Published: 27th July 2019
Why every parent should read Kamala Mukunda's book 'What Did You Ask At School Today?'
Author Kamala Mukunda pens down her experience as a teacher and parent in her new book, 'What Did You Ask At School Today?'
When children ask questions at school or at home, they are often discouraged or ignored. But Kamala Mukunda's What Did You Ask At School Today? (both Book I and Book II, which released this year) explain the psychology behind children's questions and why one must encourage them. Coming 10 years after her first book, this one deals with a set of different topics like learning difficulties, the attention span of a child, why there is a big gender gap is pursuing subjects like Science or Math, the impact of digitisation and so on. Kamala reasons that these are as contemporary as it gets, "I felt that these are the topics that parents and teachers have been talking about for the past few years. That's why I included some of them in this book," she explains.
Having a doctorate in Educational Psychology from Syracuse University, Kamala works as a teacher at the Centre For Learning — where she teaches Psychology and Statistics to middle schoolers. "Being a parent and a teacher, I know what doubts are in their minds. These days, parents take an active interest in bringing up children — more than they ever used to. Whenever parents have questions in their mind, either they browse or read some articles in the newspaper but that is not sufficient. Hence, I brought out this book incorporating all my experiences and research in a way that can be easily understood by parents," says this teacher who has been working for more than 25 years now.
Author: Kamala Mukunda has written two books in the series, What Did You Ask At School Today?
According to Kamala, whenever a child asks a question and the teacher does not know the answer, then they can politely accept to not knowing the answer. She says, "It is better that teachers include the child in the process of hunting for answers. And by saying 'I don't know' the child will never lose respect for the teacher. But we often fail to do so. There is a fear in us that we might lose authority if we don't answer their question. I remember an incident from my college days. My friend asked a doubt in the class and the teacher rudely told him to ask questions outside the class and not inside."
Her resolve not to be one of those teachers is what has led her to be a little more offbeat, "My interaction with children is across a wide range of setting and not just within the four walls. Since the Centre For Learning believes in creativity and freedom of the child, I take them on a walk in the campus to make them understand things. I feel that I have understood and grown along with the children. When I look at them, I felt that they are a species to themselves and need not be moulded."
A handbook of child learning: This book was released three months ago
When we asked her if teachers must reinvent themselves, she says, "I think reinventing is not the right word. Instead, teachers must unlearn some of the skills that they might have learnt from another teacher in their class. We already have a bunch of assumptions or prejudices in our mind about how to teach and behave with the child. Leaving all those behind, we must relearn things."
Explaining how teachers can help children overcome those learning difficulties, Kamala says, "We must be compassionate towards a child who has learning difficulties.

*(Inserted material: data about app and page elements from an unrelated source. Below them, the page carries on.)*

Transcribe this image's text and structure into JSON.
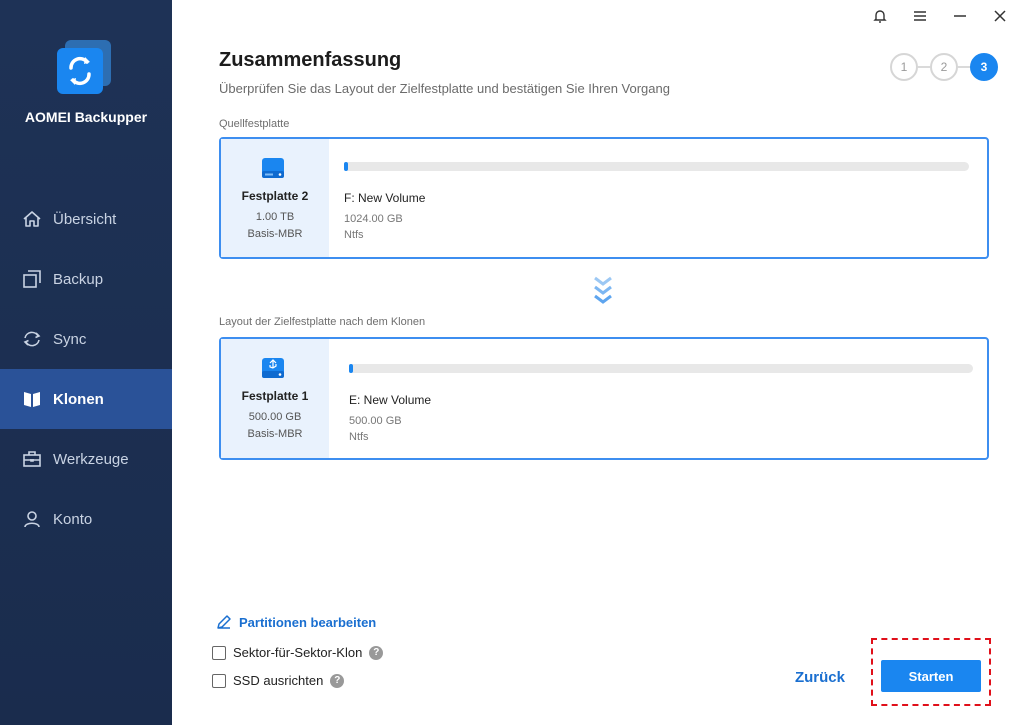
{
  "app": {
    "brand": "AOMEI Backupper"
  },
  "sidebar": {
    "items": [
      {
        "label": "Übersicht",
        "icon": "home-icon"
      },
      {
        "label": "Backup",
        "icon": "backup-icon"
      },
      {
        "label": "Sync",
        "icon": "sync-icon"
      },
      {
        "label": "Klonen",
        "icon": "clone-icon",
        "active": true
      },
      {
        "label": "Werkzeuge",
        "icon": "toolbox-icon"
      },
      {
        "label": "Konto",
        "icon": "user-icon"
      }
    ]
  },
  "window_controls": [
    "bell-icon",
    "menu-icon",
    "minimize-icon",
    "close-icon"
  ],
  "header": {
    "title": "Zusammenfassung",
    "subtitle": "Überprüfen Sie das Layout der Zielfestplatte und bestätigen Sie Ihren Vorgang"
  },
  "steps": {
    "items": [
      "1",
      "2",
      "3"
    ],
    "current": "3"
  },
  "source": {
    "label": "Quellfestplatte",
    "disk_name": "Festplatte 2",
    "disk_size": "1.00 TB",
    "disk_type": "Basis-MBR",
    "partition": {
      "name": "F: New Volume",
      "size": "1024.00 GB",
      "fs": "Ntfs"
    }
  },
  "target": {
    "label": "Layout der Zielfestplatte nach dem Klonen",
    "disk_name": "Festplatte 1",
    "disk_size": "500.00 GB",
    "disk_type": "Basis-MBR",
    "partition": {
      "name": "E: New Volume",
      "size": "500.00 GB",
      "fs": "Ntfs"
    }
  },
  "bottom": {
    "edit_partitions": "Partitionen bearbeiten",
    "sector_clone": "Sektor-für-Sektor-Klon",
    "ssd_align": "SSD ausrichten",
    "help_glyph": "?",
    "back": "Zurück",
    "start": "Starten"
  },
  "colors": {
    "sidebar_bg": "#1e3256",
    "accent": "#1a86f0",
    "active_nav": "#2a5298",
    "highlight": "#e0101a"
  }
}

Stop being angry or disappointed. In my perspective, having learning difficulties is not the end of a child's life. Learning is just a part of life which can be overcome by putting in the extra effort. Secondly, one must study the learning disability so that they can tutor the child effectively. There are several certificate courses available to help children tackle such disabilities. Training more and more people in this will definitely help."
Which brings us to the huge gender gap in STEM education — something the author has written about in detail. "I feel that we must change the attitude in girls that they cannot do Science or Math. Apart from this, there are several social issues which must be addressed right from our homes. We must stop having biases about girls," says Kamala. Time to ask those questions?